Arab wariness, ambivalence about Iran nuclear deal
London - The tentative nuclear accord between Iran and US-led world powers has divided public opinion in the Middle East, with Iranians celebrating the agreement as the beginning of the end of crippling US, UN and EU sanctions and the region’s Sunni-majority Arab states, which for years have sought to curb Iran’s nuclear ambitions, receiving the news with weary caution. US President Barack Obama moved quickly to reassure Sunni Arab leaders of the merits of the agreement, inviting Gulf Cooperation Council (GCC) leaders to Camp David to discuss the framework of the deal.
Jordanian political analyst Labib Kamhawi, a longtime observer of Iranian affairs, believes “the Arabs stand to pay dearly as a result of this deal. It opens the door for a greater Iranian role in the region. Iran will ultimately be a regional superpower and must be accepted as such by everyone.”
“The US position is not reassuring to the Arabs. That’s why President Obama said he wants to convene a meeting in Camp David retreat this spring to discuss security matters. He wants to assure the GCC and his other Arab allies of continued US support and explain what role Tehran will play in the area in the future.” Kamhawi added.
The prospect of Iran becoming both a nuclear and regional superpower has not gone unnoticed by archrival Saudi Arabia.
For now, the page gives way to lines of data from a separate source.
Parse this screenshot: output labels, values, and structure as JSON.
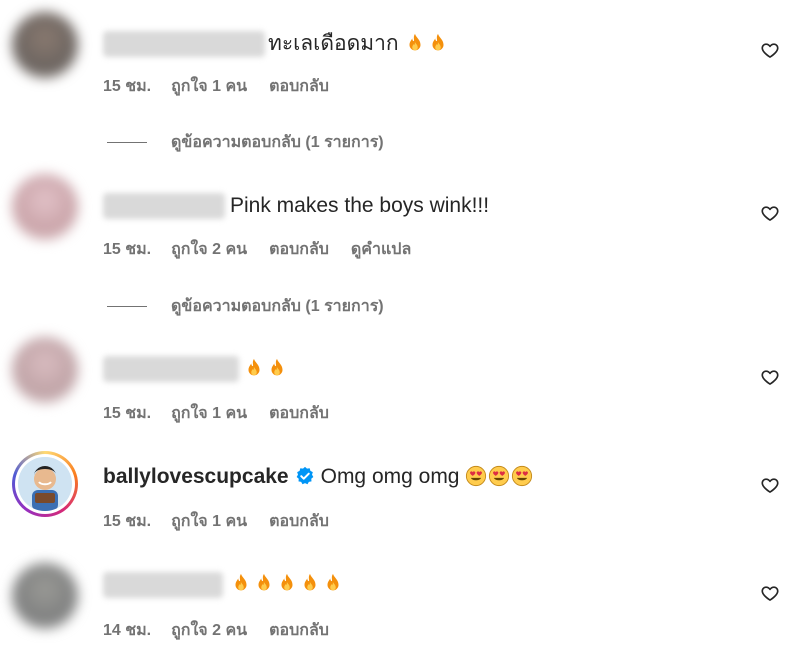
{
  "comments": [
    {
      "username": "",
      "text": "ทะเลเดือดมาก",
      "emojis": [
        "fire",
        "fire"
      ],
      "time": "15 ชม.",
      "likes": "ถูกใจ 1 คน",
      "reply": "ตอบกลับ",
      "translate": "",
      "view_replies": "ดูข้อความตอบกลับ (1 รายการ)"
    },
    {
      "username": "",
      "text": "Pink makes the boys wink!!!",
      "emojis": [],
      "time": "15 ชม.",
      "likes": "ถูกใจ 2 คน",
      "reply": "ตอบกลับ",
      "translate": "ดูคำแปล",
      "view_replies": "ดูข้อความตอบกลับ (1 รายการ)"
    },
    {
      "username": "",
      "text": "",
      "emojis": [
        "fire",
        "fire"
      ],
      "time": "15 ชม.",
      "likes": "ถูกใจ 1 คน",
      "reply": "ตอบกลับ",
      "translate": "",
      "view_replies": ""
    },
    {
      "username": "ballylovescupcake",
      "verified": true,
      "text": "Omg omg omg",
      "emojis": [
        "heart-eyes",
        "heart-eyes",
        "heart-eyes"
      ],
      "time": "15 ชม.",
      "likes": "ถูกใจ 1 คน",
      "reply": "ตอบกลับ",
      "translate": "",
      "view_replies": ""
    },
    {
      "username": "",
      "text": "",
      "emojis": [
        "fire",
        "fire",
        "fire",
        "fire",
        "fire"
      ],
      "time": "14 ชม.",
      "likes": "ถูกใจ 2 คน",
      "reply": "ตอบกลับ",
      "translate": "",
      "view_replies": ""
    }
  ],
  "colors": {
    "text": "#262626",
    "meta": "#737373",
    "verified": "#0095f6",
    "story_ring": "#d62976"
  },
  "icons": {
    "like": "heart-outline-icon",
    "verified": "verified-badge-icon",
    "fire": "fire-emoji-icon",
    "heart_eyes": "heart-eyes-emoji-icon"
  }
}
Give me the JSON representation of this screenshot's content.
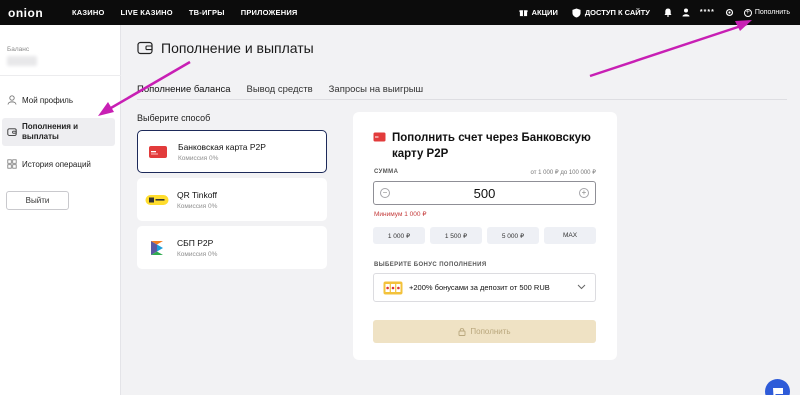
{
  "header": {
    "logo": "onion",
    "nav": [
      "КАЗИНО",
      "LIVE КАЗИНО",
      "ТВ-ИГРЫ",
      "ПРИЛОЖЕНИЯ"
    ],
    "promotions": "АКЦИИ",
    "site_access": "ДОСТУП К САЙТУ",
    "masked_user": "****",
    "deposit": "Пополнить"
  },
  "sidebar": {
    "balance_label": "Баланс",
    "items": [
      {
        "label": "Мой профиль",
        "icon": "user-icon"
      },
      {
        "label": "Пополнения и выплаты",
        "icon": "wallet-icon",
        "active": true
      },
      {
        "label": "История операций",
        "icon": "grid-icon"
      }
    ],
    "logout": "Выйти"
  },
  "main": {
    "title": "Пополнение и выплаты",
    "tabs": [
      {
        "label": "Пополнение баланса",
        "active": true
      },
      {
        "label": "Вывод средств"
      },
      {
        "label": "Запросы на выигрыш"
      }
    ],
    "choose_method": "Выберите способ",
    "methods": [
      {
        "name": "Банковская карта P2P",
        "fee": "Комиссия 0%",
        "icon": "bank-card-icon"
      },
      {
        "name": "QR Tinkoff",
        "fee": "Комиссия 0%",
        "icon": "qr-tinkoff-icon"
      },
      {
        "name": "СБП P2P",
        "fee": "Комиссия 0%",
        "icon": "sbp-icon"
      }
    ]
  },
  "panel": {
    "title": "Пополнить счет через Банковскую карту P2P",
    "sum_label": "СУММА",
    "range": "от 1 000 ₽ до 100 000 ₽",
    "amount": "500",
    "min_note": "Минимум 1 000 ₽",
    "quick_amounts": [
      "1 000 ₽",
      "1 500 ₽",
      "5 000 ₽",
      "MAX"
    ],
    "bonus_label": "ВЫБЕРИТЕ БОНУС ПОПОЛНЕНИЯ",
    "bonus_option": "+200% бонусами за депозит от 500 RUB",
    "submit": "Пополнить"
  },
  "colors": {
    "topbar": "#0c0c0c",
    "active_border": "#1d2a5a",
    "error": "#c43a3a",
    "submit_bg": "#efe2c4",
    "annotation": "#c81fb4",
    "chat": "#2e5bd8"
  }
}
In an interview with the BBC, former intelligence chief, Prince Turki al-Faisal said: “Whatever comes out of these talks, we will want the same.”
The kingdom signed a memorandum of understanding with South Korea last month to cooperate on the development of nuclear energy, while similar agreements have already been reached with France, China, and Argentina.
Mousa Ishteiwi, head of the Strategic Study Centre at the University of Jordan, told The Arab Weekly, “Arabs have genuine concerns from any deal with Iran because they don’t trust that any agreement will prevent Iran from developing its nuclear weapons programme.”
Ishteiwi also highlighted that there are concerns over follow up meetings between the United States and Iran, whereby Washington may start to rely more on Tehran at the expense of the GCC countries, primarily Saudi Arabia.
“Iran is a new reality we have to live with.” Ishteiwi emphasised.
The reaction of the Gulf media has been guarded. There were however pessimistic overtones in the assessment of the nuclear agreement. Writing in the London-based Pan-Arab daily Asharq Al-Awsat, columnist Abdulrahman al-Rashed wrote, “The deal may ignite a wider arms race, most probably nuclear. We must therefore scrutinise the consequences of the agreement on Arab relations with the West and whether the deal will further fuel current sectarian conflicts.”
Echoing similar sentiments, veteran Lebanese journalist and GCC political affairs expert for An Nahar newspaper, Amin Kammourieh, stressed to The Arab Weekly that GCC countries and anti-Iran Arabs in general, in addition to Israel, have deep concerns about the prospect of Iran gaining a bigger role in the region as a result of the nuclear deal with the United States.
“There is genuine fear that Iran will be playing a larger regional role on the expense of the Arabs, notably Saudi Arabia, and Israel,” Kammourieh said. “Israel has always been treated as Washington’s spoiled child in the Middle East and now fears Iran might jeopardise that position.”
“For the Arabs, especially Saudi Arabia, there is great concern that Tehran will have a bigger say and influence on regional politics and that whatever influence Iran would gain from the deal will be at Saudi expense and that of the Arabs in general,” he added.
Kammourieh said another concern for Arabs and Israel is the issue of alleviating and eventually lifting economic sanctions on Iran.
“That means Iran will have immediate access to some $120 billion of frozen assets and will be selling its oil without hindrance on the oil market, easing the economic noose it has been reeling under and suffering from for the past decade,” he said. “This will give Iran an unprecedented economic boost and will reinforce its power and regional influence. That is why the Arabs are not happy and not reassured about the deal, as well as Israel.”
Mohammed Alkhereiji is the Arab Weekly’s Gulf section editor. The Arab Weekly’s Samar Kadi in Beirut and Jamal Halaby in Jordan contributed to this report.